Not all plants die back. Some take advantage of the general die-back to have their turn in the winter sun. For this meal I picked pink purslane leaves from the edge of a beech wood and some wood sorrel too; hairy bittercress that covered the earth when once vegetables grew; common sorrel leaves sprouting in large clumps around the roots of dying grasses and docks; dandelion leaves from the roots gathered; a little sweet cicely from some late shoots and some golden saxifrage tops growing nearby; some wild watercress tops from a bank well above water-level and some early or late - depending on how you look at it - hedge garlic leaves that were growing in a sheltered spot. Strong tastes and a little bitter and peppery, so good for your digestion. All that was needed was a light lemon-mustard and oil dressing.
I expect to be able to eat little salads throughout the winter if I look hard enough.
Wood Blewits with Sage
Wood blewit mushrooms are in season now and abundant. They pair wonderfully with sage. Add some finely sliced red cabbage if you’d like some crunch too. Fry them all together with some onion and oil, adding the cabbage once there is some liquid released into the pan, and cook until tender.
Caramelised Crab Apples with Ground Ivy Ice Cream
These are abundant and just ripening at the moment. I used the bright yellow ones which are all still firmly holding onto the trees despite the storm, even though most of the feral apples have fallen and are now slowly turning into wine in my workroom. Rub the black end off but leave the stalks on as it helps to eat them by picking up the stalk.
I noticed that Gill Meller also has a recipe for caramelised crab apples. All three of his beautiful books are worth having: ‘Time’, ‘Gather’ and ‘Root Stem Leaf Flower‘ - suggestions for your Christmas list! Make a light syrup up with water, brown sugar (I love coconut sugar) and a little butter in a deep frying pan, then add your crabapples - just one deep - and cook for around 8 minutes until soft and sweet. Don’t have the temperature up too high or you’ll have burnt caramel! Sprinkle with a tiny amount of flaked smoked sea salt and serve with ice cream. For this meal I make our house favourite Ground Ivy Ice Cream by making a ground ivy syrup. Cooling it to prevent it splitting the cream, then drizzling it into whipped egg yolk and folding in whipped cream. This needs little churning which encourages this wild rennet to split. But well worth the extra effort and ground ivy is still flourishing. Top each scoop with some nettle seed honeycomb and candied hazelnuts.

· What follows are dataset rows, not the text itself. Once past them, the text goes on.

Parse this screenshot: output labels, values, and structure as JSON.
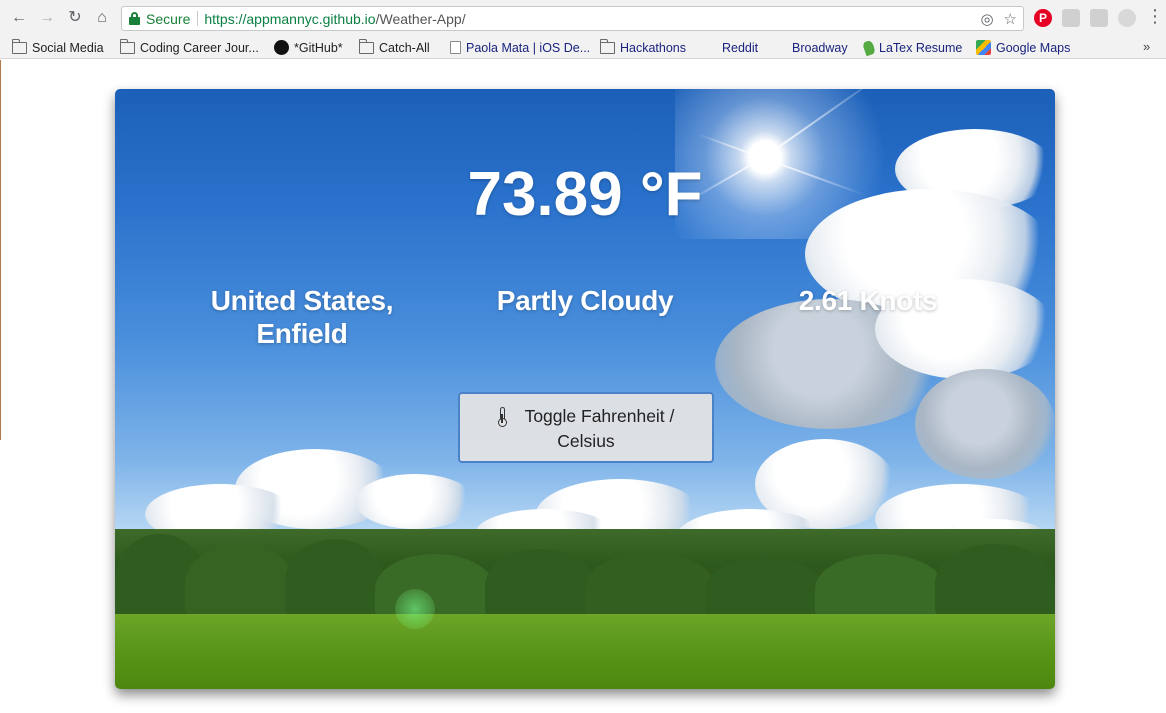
{
  "browser": {
    "secure_label": "Secure",
    "url_scheme_host": "https://appmannyc.github.io",
    "url_path": "/Weather-App/",
    "bookmarks": [
      {
        "label": "Social Media",
        "icon": "folder-icon"
      },
      {
        "label": "Coding Career Jour...",
        "icon": "folder-icon"
      },
      {
        "label": "*GitHub*",
        "icon": "github-icon"
      },
      {
        "label": "Catch-All",
        "icon": "folder-icon"
      },
      {
        "label": "Paola Mata | iOS De...",
        "icon": "page-icon"
      },
      {
        "label": "Hackathons",
        "icon": "folder-icon"
      },
      {
        "label": "Reddit",
        "icon": "reddit-icon"
      },
      {
        "label": "Broadway",
        "icon": "broadway-icon"
      },
      {
        "label": "LaTex Resume",
        "icon": "overleaf-icon"
      },
      {
        "label": "Google Maps",
        "icon": "google-maps-icon"
      }
    ],
    "more_bookmarks": "»"
  },
  "weather": {
    "temperature": "73.89 °F",
    "location_line1": "United States,",
    "location_line2": "Enfield",
    "condition": "Partly Cloudy",
    "wind": "2.61 Knots",
    "toggle_label_line1": "Toggle Fahrenheit /",
    "toggle_label_line2": "Celsius"
  },
  "colors": {
    "accent_blue": "#4a82c8",
    "secure_green": "#188038",
    "text_white": "#ffffff"
  }
}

To finish we had Beech Leaf and Watermint Tea. I still had some browned crisp beech leaves left this year that I had picked off a hedge in January and some watermint tops that were dried in the dehydrator just last week. Tea-tasty!
So do carry on getting outside in the winter as there are still foraging treats to be found. Experiment by adding a little foraged something every day!